I switched from Hostgator because some of my sites were getting too much traffic for a shared server to handle. I could have gone with a dedicated Hostgator server but I switched for reasons I’ll in the WP Engine section.
Hostgator is definitely the service to use if you want something simple that will cover your bases but not make you pay for options you don’t think you need. You can also use Hostgator whether you build you site on WordPress or another CMS like Squarespace or Blogger.
They have unlimited disk and bandwidth, amazing 24/7 support, and you can always add options like SSL Certificates (more on that below), and daily backups. They also have a one click WordPress install option that will make creating your website extremely easy. You can purchase your domain through Hostgator which a lot of newbies do. I use Namecheap for my domains (read why here) but I think purchasing a domain directly from Hostgator is perfectly fine.
I didn’t know anything about creating or maintaining sites when I started blogging and I used to break this site (ok, every site I owned) all the time. Whenever I didn’t understand something or I got the white screen of death I’d call Hostgator and they always helped me out. I’ve never ever had a bad customer service experience with them after over 5 years of service which says something.
If you’re starting out and price is a concern you should go with Hostgator. You can start your website for as low as $3.95 with my link but depending on the plan you choose it could be $5.95 a month. I always recommend buying your hosting for one year. If you can’t commit to blogging for a year you probably won’t see results like growing your audience or making money so keep that in mind.
Use this link to get a very special offer courtesy of yours truly.
I also have a blog post breaking down the exact steps you need to use to create a WordPress website with Hostgator. You can find it here.
Now, on the surface level WP Engine seems much more expensive but when I did the math it evens out. I also think their dashboard is easier for beginners to understand. WP Engine is built specifically for WordPress which means they know WordPress in and out. It also works out to be cheaper than a dedicated Hostgator server. I design websites for other people so I was especially excited about the ease of their staging sites.
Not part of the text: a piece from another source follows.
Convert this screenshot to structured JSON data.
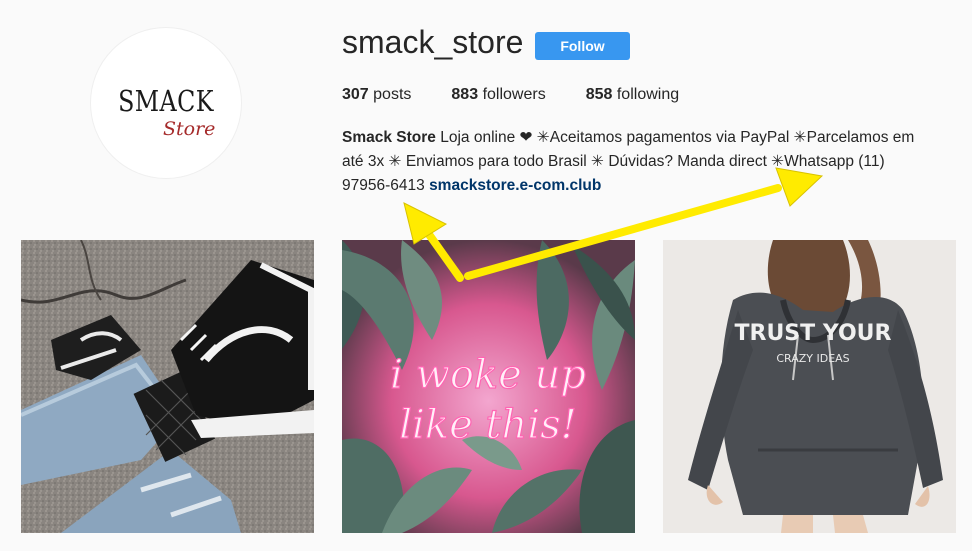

WP Engine also has a very easy to understand interface since they focus on WordPress alone. You can’t buy a domain through WP Engine because they only focus on hosting but it’s very easy to purchase a domain from Namecheap and set it up to work with your account.
The startup plan is $35 a month (or $350 a year which gets you two months free). This gets you one website, lots of storage, 24 hour support, and a free SSL certificate (which is usually an extra cost with other hosting plans). They also do daily backups and make it easy to do manual backups at any time. (Pro Tip: ALWAYS backup your site before you do anything, especially when you don’t know what you’re doing).
The growth plan (the one I use) is $115 a month (or $1150 a year which gives you two months free). You get 5 sites with the option to add more along with the other perks.
If you’re interested in WPEngine click this link for the 20% off because I got y’all.
I also wrote a step by step guide on building your blog with WP Engine so that you can set your blog up easy peasy. Check it out here.
If you have any questions let me know in the comments or on Twitter.